**Aim of the exercise**
Look through the records that follow and state how many lines hold the word "processor", without adding anything.

**Recorded data**
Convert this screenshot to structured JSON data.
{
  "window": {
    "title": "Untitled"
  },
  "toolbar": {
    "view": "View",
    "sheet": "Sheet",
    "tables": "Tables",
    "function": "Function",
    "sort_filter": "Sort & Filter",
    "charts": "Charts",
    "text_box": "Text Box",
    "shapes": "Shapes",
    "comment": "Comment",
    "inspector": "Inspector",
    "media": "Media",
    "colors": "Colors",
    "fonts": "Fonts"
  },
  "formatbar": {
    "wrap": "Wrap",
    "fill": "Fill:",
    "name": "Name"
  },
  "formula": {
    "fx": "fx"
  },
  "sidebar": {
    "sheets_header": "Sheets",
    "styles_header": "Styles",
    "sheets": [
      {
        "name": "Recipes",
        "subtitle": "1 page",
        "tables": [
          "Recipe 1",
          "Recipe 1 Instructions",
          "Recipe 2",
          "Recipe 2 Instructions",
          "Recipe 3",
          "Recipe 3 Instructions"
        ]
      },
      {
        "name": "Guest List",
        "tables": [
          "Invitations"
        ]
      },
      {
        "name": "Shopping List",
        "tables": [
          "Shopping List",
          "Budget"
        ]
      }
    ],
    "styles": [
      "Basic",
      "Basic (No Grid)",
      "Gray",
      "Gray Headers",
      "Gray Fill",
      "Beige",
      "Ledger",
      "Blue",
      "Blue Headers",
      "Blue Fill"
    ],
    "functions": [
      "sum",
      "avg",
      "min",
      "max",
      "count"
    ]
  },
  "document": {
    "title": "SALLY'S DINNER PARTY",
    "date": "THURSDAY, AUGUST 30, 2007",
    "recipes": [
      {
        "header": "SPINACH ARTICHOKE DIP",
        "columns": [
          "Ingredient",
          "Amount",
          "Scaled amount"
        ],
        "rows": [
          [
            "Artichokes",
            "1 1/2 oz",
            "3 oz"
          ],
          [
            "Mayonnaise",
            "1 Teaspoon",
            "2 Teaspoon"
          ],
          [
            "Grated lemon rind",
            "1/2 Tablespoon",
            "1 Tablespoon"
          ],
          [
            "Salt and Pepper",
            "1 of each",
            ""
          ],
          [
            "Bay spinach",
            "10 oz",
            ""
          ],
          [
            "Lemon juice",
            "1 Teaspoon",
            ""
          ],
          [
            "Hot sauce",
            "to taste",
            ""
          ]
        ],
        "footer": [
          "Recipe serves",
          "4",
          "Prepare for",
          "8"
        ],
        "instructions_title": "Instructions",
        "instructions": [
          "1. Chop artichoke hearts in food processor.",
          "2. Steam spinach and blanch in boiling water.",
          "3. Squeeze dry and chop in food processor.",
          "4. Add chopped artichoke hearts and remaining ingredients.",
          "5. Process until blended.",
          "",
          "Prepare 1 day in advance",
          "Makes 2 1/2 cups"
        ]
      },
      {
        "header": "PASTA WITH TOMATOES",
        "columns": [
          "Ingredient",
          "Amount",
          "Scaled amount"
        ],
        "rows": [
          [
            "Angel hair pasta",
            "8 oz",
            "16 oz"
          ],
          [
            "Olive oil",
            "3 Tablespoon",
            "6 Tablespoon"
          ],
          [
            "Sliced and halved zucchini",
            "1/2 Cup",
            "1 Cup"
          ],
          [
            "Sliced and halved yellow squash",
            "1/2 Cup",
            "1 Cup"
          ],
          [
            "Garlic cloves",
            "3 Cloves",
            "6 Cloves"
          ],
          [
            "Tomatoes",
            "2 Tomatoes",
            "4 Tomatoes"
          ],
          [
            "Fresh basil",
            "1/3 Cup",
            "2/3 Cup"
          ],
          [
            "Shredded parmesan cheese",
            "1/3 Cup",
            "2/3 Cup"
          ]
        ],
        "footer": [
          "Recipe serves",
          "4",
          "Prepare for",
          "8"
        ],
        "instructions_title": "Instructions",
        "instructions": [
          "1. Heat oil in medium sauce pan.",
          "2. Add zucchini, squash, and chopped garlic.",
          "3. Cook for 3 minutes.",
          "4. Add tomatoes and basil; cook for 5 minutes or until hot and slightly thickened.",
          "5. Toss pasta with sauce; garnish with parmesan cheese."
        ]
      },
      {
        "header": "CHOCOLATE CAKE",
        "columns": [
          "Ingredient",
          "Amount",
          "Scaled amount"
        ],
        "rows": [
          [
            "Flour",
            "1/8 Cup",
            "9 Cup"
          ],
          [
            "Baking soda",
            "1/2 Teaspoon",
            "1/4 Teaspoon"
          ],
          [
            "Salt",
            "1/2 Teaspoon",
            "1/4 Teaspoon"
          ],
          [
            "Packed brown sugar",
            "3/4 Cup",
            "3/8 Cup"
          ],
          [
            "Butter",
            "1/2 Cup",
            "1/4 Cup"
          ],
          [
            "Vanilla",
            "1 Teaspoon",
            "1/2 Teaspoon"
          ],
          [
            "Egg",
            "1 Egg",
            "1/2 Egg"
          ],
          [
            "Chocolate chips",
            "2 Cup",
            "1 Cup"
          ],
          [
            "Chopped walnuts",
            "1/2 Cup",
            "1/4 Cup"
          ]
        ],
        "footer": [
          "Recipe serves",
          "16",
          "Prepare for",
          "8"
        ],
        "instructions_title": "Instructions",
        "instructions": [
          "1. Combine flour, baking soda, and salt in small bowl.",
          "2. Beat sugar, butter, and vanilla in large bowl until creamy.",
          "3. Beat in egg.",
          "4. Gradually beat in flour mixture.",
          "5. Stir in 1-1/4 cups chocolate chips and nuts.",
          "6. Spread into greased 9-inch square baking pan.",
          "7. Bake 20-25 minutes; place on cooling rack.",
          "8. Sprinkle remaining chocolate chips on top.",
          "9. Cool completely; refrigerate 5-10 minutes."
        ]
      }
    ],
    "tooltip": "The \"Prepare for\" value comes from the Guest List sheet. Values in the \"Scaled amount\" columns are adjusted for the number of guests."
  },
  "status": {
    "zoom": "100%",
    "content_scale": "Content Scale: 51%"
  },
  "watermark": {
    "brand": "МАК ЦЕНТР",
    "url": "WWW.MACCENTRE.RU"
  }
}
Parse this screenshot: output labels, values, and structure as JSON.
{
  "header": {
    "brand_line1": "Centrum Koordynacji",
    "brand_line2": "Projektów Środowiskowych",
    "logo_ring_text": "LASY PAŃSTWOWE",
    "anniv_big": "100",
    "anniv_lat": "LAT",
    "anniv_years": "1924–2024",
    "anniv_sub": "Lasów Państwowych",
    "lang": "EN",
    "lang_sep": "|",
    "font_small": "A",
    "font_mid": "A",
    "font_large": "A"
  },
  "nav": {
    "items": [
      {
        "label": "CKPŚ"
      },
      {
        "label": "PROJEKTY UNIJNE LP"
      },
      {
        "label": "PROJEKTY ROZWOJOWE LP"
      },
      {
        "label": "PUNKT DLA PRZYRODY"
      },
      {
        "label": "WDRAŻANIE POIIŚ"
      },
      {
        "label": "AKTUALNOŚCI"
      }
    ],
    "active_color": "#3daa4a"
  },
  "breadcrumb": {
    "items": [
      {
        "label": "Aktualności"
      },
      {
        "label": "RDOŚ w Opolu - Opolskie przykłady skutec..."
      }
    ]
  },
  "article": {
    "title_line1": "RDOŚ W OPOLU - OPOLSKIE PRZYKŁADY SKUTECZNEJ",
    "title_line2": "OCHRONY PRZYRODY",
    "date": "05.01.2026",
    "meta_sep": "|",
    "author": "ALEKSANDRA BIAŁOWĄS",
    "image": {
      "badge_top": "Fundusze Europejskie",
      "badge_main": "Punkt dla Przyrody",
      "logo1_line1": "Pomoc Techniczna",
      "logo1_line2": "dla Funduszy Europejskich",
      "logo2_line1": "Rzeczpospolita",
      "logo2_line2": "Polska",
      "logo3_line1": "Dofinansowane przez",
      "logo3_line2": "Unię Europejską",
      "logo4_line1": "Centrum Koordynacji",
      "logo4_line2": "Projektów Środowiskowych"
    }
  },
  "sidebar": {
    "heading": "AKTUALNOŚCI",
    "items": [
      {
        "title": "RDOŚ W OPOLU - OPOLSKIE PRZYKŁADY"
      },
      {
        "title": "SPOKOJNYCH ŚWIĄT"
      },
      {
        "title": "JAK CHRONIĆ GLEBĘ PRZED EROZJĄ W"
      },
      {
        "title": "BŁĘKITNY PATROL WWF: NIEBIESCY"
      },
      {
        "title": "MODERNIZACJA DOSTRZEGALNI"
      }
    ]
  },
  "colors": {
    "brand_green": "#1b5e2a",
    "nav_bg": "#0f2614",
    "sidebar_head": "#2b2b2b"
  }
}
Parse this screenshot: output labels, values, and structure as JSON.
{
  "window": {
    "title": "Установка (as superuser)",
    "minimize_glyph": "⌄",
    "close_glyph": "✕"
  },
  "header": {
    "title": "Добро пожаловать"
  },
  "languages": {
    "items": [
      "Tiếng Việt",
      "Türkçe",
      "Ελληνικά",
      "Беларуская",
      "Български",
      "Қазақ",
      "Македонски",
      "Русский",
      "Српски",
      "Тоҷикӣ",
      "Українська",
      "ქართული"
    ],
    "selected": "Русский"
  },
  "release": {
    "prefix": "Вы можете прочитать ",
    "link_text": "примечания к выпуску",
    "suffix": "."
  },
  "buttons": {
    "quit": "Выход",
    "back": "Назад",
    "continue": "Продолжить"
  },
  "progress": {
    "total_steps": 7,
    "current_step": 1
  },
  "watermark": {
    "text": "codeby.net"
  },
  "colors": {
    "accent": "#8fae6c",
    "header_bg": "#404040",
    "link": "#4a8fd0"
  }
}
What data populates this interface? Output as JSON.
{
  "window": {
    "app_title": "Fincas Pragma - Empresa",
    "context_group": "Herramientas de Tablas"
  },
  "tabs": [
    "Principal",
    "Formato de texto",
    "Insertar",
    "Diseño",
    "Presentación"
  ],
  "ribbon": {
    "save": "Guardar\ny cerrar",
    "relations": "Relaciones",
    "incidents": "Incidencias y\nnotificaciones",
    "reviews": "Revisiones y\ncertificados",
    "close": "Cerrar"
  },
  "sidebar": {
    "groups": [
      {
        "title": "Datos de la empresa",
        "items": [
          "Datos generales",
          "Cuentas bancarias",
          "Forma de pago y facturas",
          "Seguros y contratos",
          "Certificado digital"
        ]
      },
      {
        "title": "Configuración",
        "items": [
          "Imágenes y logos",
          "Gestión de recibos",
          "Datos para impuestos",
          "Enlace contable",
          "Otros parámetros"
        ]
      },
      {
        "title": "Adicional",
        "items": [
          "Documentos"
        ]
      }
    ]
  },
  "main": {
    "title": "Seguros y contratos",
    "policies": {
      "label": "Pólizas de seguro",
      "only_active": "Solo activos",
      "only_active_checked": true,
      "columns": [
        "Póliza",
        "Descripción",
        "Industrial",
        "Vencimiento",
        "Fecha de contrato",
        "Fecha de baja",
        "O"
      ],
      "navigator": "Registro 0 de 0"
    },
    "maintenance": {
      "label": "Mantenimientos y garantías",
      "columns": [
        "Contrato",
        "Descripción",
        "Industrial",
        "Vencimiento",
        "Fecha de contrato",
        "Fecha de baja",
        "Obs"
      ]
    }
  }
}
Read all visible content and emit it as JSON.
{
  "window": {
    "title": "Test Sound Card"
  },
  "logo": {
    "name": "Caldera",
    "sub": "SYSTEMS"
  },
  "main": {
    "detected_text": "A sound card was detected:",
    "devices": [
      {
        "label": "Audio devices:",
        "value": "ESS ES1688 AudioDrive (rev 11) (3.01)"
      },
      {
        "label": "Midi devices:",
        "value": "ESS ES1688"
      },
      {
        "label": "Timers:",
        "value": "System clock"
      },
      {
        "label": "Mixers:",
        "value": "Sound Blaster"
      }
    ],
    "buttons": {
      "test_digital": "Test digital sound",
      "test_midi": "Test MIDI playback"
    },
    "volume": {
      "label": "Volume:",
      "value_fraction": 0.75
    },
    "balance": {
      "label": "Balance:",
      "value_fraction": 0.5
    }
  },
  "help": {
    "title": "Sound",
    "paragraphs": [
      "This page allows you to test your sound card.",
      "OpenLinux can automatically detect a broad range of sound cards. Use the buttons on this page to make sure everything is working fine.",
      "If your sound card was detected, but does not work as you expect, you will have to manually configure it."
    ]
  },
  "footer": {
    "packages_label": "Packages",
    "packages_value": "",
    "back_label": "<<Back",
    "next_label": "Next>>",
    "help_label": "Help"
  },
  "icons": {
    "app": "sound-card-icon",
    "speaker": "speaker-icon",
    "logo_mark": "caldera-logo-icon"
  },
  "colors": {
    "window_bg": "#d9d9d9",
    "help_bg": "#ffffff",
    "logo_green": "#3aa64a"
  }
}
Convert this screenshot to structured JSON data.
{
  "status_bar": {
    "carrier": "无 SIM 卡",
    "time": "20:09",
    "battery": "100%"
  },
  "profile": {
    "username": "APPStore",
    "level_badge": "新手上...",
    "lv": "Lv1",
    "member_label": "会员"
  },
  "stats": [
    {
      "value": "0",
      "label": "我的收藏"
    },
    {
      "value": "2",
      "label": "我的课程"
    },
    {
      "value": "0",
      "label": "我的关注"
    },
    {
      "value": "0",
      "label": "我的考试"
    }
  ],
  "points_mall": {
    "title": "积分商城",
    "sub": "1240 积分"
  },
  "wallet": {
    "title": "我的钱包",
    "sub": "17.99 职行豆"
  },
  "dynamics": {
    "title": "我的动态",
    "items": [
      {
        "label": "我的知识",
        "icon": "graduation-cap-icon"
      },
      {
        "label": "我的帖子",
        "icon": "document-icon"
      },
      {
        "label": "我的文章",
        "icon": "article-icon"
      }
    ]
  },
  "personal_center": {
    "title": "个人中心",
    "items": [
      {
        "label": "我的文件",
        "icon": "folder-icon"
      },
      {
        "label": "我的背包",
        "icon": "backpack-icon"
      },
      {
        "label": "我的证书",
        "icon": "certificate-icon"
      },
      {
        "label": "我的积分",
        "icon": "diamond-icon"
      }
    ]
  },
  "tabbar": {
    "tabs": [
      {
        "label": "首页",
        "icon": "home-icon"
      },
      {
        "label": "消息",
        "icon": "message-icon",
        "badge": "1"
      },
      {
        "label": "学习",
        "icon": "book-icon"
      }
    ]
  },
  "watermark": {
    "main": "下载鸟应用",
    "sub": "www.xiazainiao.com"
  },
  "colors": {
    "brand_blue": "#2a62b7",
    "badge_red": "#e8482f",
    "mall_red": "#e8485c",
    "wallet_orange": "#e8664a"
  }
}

**Answer area**
2